With VMware having entered the post server virtualization phase a while back, it’s no longer quite so difficult to get your head around the idea of VMware becoming involved in activities such as network and storage virtualization, cloud operations, or even containers.
But one move that has always been hard to fathom was VMware’s purchase of AirWatch back at the start of 2014, for a cool billion dollars. AirWatch is a mobile device management product, and at the time of the acquisition VMware tried to square the circle by saying that it wanted to dip its toes into the mobile computing waters.
VMware pointed out that it was already involved in desktop virtualization, which it would extend to delivering enterprise application to smartphones and tablets with the AirWatch acquisition.
But now the AirWatch purchase is beginning to look like a rather a shrewd move.
That’s because at Dell EMC World 2017 in Las Vegas this past month the company unveiled a new product called Pulse IoT Center, which is the first in what will become a whole family of VMware Internet of Things (IoT) products.
Pulse is designed to be an enterprise-grade Internet of Things infrastructure management solution that IT teams can use to control their IoT infrastructure and a large number of “things.”
It’s not clear whether VMware had an IoT product in mind when it bought AirWatch, or whether it was just serendipitous that the mobile device management product had much of the technology required to managed IoT as well as phones — technology such as carrying out remote wipes if a device’s security is compromised. (Pulse also monitors and troubleshoots infrastructure, using technology developed for VMware’s vRealize Operations product — but that’s another story.)
Either way, it’s a canny move on VMware’s part because the IoT is still being hyped by the likes of IDC and Gartner to become very large indeed.
To give an idea of just how big, IDC estimated that at the end of 2015 there were 12.1 billion connected “things” in existence, and that this figure will more than double to over 30 billion connected devices in 2020.
What Pulse Offers for IoT Management
According to VMware, Pulse is able to:
- On-board, manage, monitor, and secure diverse IoT edge systems, connected devices, and applications from a single console
- Interoperate between heterogeneous edge systems and connected devices with different hardware, operating systems, and communication protocols
- Define and track what, where, and when things are updated over the air (OTA) or changed — with a sophisticated and flexible rules engine
- Access real-time infrastructure analytics and real-time monitoring
- Visualize all edge systems, connected devices and their relationships (i.e., status, location, dependencies) for IoT use case grouping
- Define KPIs / measures, alerts, and actions
- Minimize exposed data by creating a tunnel from data point to application by using VMware NSX as an add-on
- Wipe data from devices at any time if they are exposed to security threats
- Maintain up-to-date firmware and security patches and upgrade software OTA via an integrated policy engine
But wait.

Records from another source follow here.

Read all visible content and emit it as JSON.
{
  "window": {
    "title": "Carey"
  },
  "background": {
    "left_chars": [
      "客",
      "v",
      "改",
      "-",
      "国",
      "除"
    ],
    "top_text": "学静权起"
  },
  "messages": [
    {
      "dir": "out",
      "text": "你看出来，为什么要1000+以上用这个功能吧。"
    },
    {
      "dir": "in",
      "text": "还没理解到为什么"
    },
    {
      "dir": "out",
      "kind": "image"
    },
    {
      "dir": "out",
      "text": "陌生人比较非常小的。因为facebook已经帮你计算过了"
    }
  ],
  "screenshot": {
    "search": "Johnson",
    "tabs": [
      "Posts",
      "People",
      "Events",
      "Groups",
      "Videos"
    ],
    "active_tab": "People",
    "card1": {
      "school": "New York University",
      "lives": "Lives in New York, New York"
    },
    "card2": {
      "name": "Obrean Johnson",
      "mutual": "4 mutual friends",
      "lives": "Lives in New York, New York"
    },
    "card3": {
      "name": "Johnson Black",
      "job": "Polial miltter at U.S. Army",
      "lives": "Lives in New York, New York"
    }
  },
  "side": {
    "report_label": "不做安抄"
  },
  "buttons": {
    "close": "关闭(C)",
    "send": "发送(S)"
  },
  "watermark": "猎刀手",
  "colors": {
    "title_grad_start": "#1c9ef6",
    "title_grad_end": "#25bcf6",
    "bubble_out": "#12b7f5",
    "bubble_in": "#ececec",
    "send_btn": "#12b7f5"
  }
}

There’s more. The whole Dell EMC merger/acquisition was questioned by many people who failed to see the logic in it. To an extent that’s still true, but there are hints of synergies in the Pulse announcement.
That’s because Dell offers a product called an Edge Gateway, which is an Intel Atom-powered device that connects to IoT devices and aggregates and analyzes the input before sending on meaningful data to the cloud or a IoT control center. And, surprise, surprise, Pulse will be the “preferred enterprise management and monitoring solution” for these Edge Gateways, building up a Dell EMC IoT solution.
So what’s all this got to do with server virtualization? The answer is nothing, really, and that’s the point. VMware is a post-virtualization company, and Pulse IoT Center just goes to prove that point.
Paul Rubens is a technology journalist and contributor to ServerWatch, EnterpriseNetworkingPlanet and EnterpriseMobileToday. He has also covered technology for international newspapers and magazines including The Economist and The Financial Times since 1991.